■ Work instruction
Without omitting anything, copy every entry word for word.

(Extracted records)
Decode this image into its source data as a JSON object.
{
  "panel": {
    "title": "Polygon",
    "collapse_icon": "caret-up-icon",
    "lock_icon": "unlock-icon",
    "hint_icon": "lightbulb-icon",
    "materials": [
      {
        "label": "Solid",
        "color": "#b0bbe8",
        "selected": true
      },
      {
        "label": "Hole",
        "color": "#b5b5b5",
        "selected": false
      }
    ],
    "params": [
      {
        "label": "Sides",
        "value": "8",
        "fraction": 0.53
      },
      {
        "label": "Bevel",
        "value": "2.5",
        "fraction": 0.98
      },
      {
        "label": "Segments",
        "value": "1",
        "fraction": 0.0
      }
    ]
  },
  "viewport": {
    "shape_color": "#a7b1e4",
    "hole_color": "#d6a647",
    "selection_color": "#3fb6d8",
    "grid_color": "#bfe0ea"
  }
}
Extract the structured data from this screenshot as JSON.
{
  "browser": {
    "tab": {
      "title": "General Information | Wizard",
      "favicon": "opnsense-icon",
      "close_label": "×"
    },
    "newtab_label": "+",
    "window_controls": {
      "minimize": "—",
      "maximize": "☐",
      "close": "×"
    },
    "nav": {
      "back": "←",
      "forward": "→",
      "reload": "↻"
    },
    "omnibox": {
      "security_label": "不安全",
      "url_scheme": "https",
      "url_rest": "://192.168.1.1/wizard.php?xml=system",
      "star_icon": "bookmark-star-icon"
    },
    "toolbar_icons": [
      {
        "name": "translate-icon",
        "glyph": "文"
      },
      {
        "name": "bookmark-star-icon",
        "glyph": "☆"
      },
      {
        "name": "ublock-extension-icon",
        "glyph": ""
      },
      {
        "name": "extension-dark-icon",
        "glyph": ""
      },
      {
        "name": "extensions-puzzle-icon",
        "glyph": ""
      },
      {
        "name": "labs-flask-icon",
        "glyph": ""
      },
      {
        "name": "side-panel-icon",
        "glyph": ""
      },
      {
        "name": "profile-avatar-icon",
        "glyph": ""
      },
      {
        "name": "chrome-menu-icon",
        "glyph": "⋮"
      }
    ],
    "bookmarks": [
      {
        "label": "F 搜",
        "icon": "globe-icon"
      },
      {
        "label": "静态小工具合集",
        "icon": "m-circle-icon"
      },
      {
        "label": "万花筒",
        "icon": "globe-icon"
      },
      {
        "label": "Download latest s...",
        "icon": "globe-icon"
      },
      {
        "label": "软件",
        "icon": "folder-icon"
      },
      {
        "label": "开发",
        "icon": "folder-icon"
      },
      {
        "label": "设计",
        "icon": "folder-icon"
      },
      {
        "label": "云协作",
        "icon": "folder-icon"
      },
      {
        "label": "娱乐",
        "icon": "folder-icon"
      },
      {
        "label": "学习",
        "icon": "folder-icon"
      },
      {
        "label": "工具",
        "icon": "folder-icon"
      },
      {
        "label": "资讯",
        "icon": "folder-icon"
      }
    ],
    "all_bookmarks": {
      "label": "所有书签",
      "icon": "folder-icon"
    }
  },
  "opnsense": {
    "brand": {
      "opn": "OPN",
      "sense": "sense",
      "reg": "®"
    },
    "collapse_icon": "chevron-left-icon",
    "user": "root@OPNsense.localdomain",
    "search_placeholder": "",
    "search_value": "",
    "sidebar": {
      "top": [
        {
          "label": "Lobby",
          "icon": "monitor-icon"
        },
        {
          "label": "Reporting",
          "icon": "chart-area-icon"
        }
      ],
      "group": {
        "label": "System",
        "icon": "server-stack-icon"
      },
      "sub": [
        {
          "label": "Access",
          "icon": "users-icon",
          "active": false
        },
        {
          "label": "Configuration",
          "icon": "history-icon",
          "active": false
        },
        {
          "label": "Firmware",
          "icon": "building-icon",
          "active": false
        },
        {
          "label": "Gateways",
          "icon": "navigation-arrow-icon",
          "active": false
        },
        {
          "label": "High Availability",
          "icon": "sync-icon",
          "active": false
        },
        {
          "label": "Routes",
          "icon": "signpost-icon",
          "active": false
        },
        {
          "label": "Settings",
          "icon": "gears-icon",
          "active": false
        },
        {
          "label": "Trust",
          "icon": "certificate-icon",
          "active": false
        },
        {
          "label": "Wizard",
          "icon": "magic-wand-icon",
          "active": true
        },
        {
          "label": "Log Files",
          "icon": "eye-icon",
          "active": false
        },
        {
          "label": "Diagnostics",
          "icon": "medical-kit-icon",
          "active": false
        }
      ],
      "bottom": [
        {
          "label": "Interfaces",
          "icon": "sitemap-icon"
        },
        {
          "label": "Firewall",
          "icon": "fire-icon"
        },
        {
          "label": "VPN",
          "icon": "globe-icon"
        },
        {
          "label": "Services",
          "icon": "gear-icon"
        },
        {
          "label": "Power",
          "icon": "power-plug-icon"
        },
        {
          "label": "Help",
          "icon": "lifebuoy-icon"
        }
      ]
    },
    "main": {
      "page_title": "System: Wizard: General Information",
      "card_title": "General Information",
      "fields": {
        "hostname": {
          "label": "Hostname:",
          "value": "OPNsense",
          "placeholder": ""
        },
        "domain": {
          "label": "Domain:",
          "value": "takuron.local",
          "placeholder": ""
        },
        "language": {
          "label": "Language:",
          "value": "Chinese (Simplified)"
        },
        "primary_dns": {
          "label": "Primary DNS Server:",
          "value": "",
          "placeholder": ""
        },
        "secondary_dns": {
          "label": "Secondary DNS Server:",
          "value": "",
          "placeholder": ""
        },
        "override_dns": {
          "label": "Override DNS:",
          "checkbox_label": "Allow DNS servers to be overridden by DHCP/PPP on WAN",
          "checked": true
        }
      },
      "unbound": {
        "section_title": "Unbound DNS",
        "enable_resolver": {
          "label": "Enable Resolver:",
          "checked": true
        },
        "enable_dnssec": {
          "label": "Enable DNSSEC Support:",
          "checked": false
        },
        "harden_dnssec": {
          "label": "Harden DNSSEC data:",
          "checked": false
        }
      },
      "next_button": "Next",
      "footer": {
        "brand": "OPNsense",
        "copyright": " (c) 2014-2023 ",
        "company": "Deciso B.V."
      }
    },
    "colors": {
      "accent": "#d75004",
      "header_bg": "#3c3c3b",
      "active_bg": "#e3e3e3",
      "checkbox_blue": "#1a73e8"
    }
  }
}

■ Answer
Decode this image into its source data as a JSON object.
{
  "panel": {
    "title": "Polygon",
    "collapse_icon": "caret-up-icon",
    "lock_icon": "unlock-icon",
    "hint_icon": "lightbulb-icon",
    "materials": [
      {
        "label": "Solid",
        "color": "#b0bbe8",
        "selected": true
      },
      {
        "label": "Hole",
        "color": "#b5b5b5",
        "selected": false
      }
    ],
    "params": [
      {
        "label": "Sides",
        "value": "8",
        "fraction": 0.53
      },
      {
        "label": "Bevel",
        "value": "2.5",
        "fraction": 0.98
      },
      {
        "label": "Segments",
        "value": "1",
        "fraction": 0.0
      }
    ]
  },
  "viewport": {
    "shape_color": "#a7b1e4",
    "hole_color": "#d6a647",
    "selection_color": "#3fb6d8",
    "grid_color": "#bfe0ea"
  }
}
Extract the structured data from this screenshot as JSON.
{
  "browser": {
    "tab": {
      "title": "General Information | Wizard",
      "favicon": "opnsense-icon",
      "close_label": "×"
    },
    "newtab_label": "+",
    "window_controls": {
      "minimize": "—",
      "maximize": "☐",
      "close": "×"
    },
    "nav": {
      "back": "←",
      "forward": "→",
      "reload": "↻"
    },
    "omnibox": {
      "security_label": "不安全",
      "url_scheme": "https",
      "url_rest": "://192.168.1.1/wizard.php?xml=system",
      "star_icon": "bookmark-star-icon"
    },
    "toolbar_icons": [
      {
        "name": "translate-icon",
        "glyph": "文"
      },
      {
        "name": "bookmark-star-icon",
        "glyph": "☆"
      },
      {
        "name": "ublock-extension-icon",
        "glyph": ""
      },
      {
        "name": "extension-dark-icon",
        "glyph": ""
      },
      {
        "name": "extensions-puzzle-icon",
        "glyph": ""
      },
      {
        "name": "labs-flask-icon",
        "glyph": ""
      },
      {
        "name": "side-panel-icon",
        "glyph": ""
      },
      {
        "name": "profile-avatar-icon",
        "glyph": ""
      },
      {
        "name": "chrome-menu-icon",
        "glyph": "⋮"
      }
    ],
    "bookmarks": [
      {
        "label": "F 搜",
        "icon": "globe-icon"
      },
      {
        "label": "静态小工具合集",
        "icon": "m-circle-icon"
      },
      {
        "label": "万花筒",
        "icon": "globe-icon"
      },
      {
        "label": "Download latest s...",
        "icon": "globe-icon"
      },
      {
        "label": "软件",
        "icon": "folder-icon"
      },
      {
        "label": "开发",
        "icon": "folder-icon"
      },
      {
        "label": "设计",
        "icon": "folder-icon"
      },
      {
        "label": "云协作",
        "icon": "folder-icon"
      },
      {
        "label": "娱乐",
        "icon": "folder-icon"
      },
      {
        "label": "学习",
        "icon": "folder-icon"
      },
      {
        "label": "工具",
        "icon": "folder-icon"
      },
      {
        "label": "资讯",
        "icon": "folder-icon"
      }
    ],
    "all_bookmarks": {
      "label": "所有书签",
      "icon": "folder-icon"
    }
  },
  "opnsense": {
    "brand": {
      "opn": "OPN",
      "sense": "sense",
      "reg": "®"
    },
    "collapse_icon": "chevron-left-icon",
    "user": "root@OPNsense.localdomain",
    "search_placeholder": "",
    "search_value": "",
    "sidebar": {
      "top": [
        {
          "label": "Lobby",
          "icon": "monitor-icon"
        },
        {
          "label": "Reporting",
          "icon": "chart-area-icon"
        }
      ],
      "group": {
        "label": "System",
        "icon": "server-stack-icon"
      },
      "sub": [
        {
          "label": "Access",
          "icon": "users-icon",
          "active": false
        },
        {
          "label": "Configuration",
          "icon": "history-icon",
          "active": false
        },
        {
          "label": "Firmware",
          "icon": "building-icon",
          "active": false
        },
        {
          "label": "Gateways",
          "icon": "navigation-arrow-icon",
          "active": false
        },
        {
          "label": "High Availability",
          "icon": "sync-icon",
          "active": false
        },
        {
          "label": "Routes",
          "icon": "signpost-icon",
          "active": false
        },
        {
          "label": "Settings",
          "icon": "gears-icon",
          "active": false
        },
        {
          "label": "Trust",
          "icon": "certificate-icon",
          "active": false
        },
        {
          "label": "Wizard",
          "icon": "magic-wand-icon",
          "active": true
        },
        {
          "label": "Log Files",
          "icon": "eye-icon",
          "active": false
        },
        {
          "label": "Diagnostics",
          "icon": "medical-kit-icon",
          "active": false
        }
      ],
      "bottom": [
        {
          "label": "Interfaces",
          "icon": "sitemap-icon"
        },
        {
          "label": "Firewall",
          "icon": "fire-icon"
        },
        {
          "label": "VPN",
          "icon": "globe-icon"
        },
        {
          "label": "Services",
          "icon": "gear-icon"
        },
        {
          "label": "Power",
          "icon": "power-plug-icon"
        },
        {
          "label": "Help",
          "icon": "lifebuoy-icon"
        }
      ]
    },
    "main": {
      "page_title": "System: Wizard: General Information",
      "card_title": "General Information",
      "fields": {
        "hostname": {
          "label": "Hostname:",
          "value": "OPNsense",
          "placeholder": ""
        },
        "domain": {
          "label": "Domain:",
          "value": "takuron.local",
          "placeholder": ""
        },
        "language": {
          "label": "Language:",
          "value": "Chinese (Simplified)"
        },
        "primary_dns": {
          "label": "Primary DNS Server:",
          "value": "",
          "placeholder": ""
        },
        "secondary_dns": {
          "label": "Secondary DNS Server:",
          "value": "",
          "placeholder": ""
        },
        "override_dns": {
          "label": "Override DNS:",
          "checkbox_label": "Allow DNS servers to be overridden by DHCP/PPP on WAN",
          "checked": true
        }
      },
      "unbound": {
        "section_title": "Unbound DNS",
        "enable_resolver": {
          "label": "Enable Resolver:",
          "checked": true
        },
        "enable_dnssec": {
          "label": "Enable DNSSEC Support:",
          "checked": false
        },
        "harden_dnssec": {
          "label": "Harden DNSSEC data:",
          "checked": false
        }
      },
      "next_button": "Next",
      "footer": {
        "brand": "OPNsense",
        "copyright": " (c) 2014-2023 ",
        "company": "Deciso B.V."
      }
    },
    "colors": {
      "accent": "#d75004",
      "header_bg": "#3c3c3b",
      "active_bg": "#e3e3e3",
      "checkbox_blue": "#1a73e8"
    }
  }
}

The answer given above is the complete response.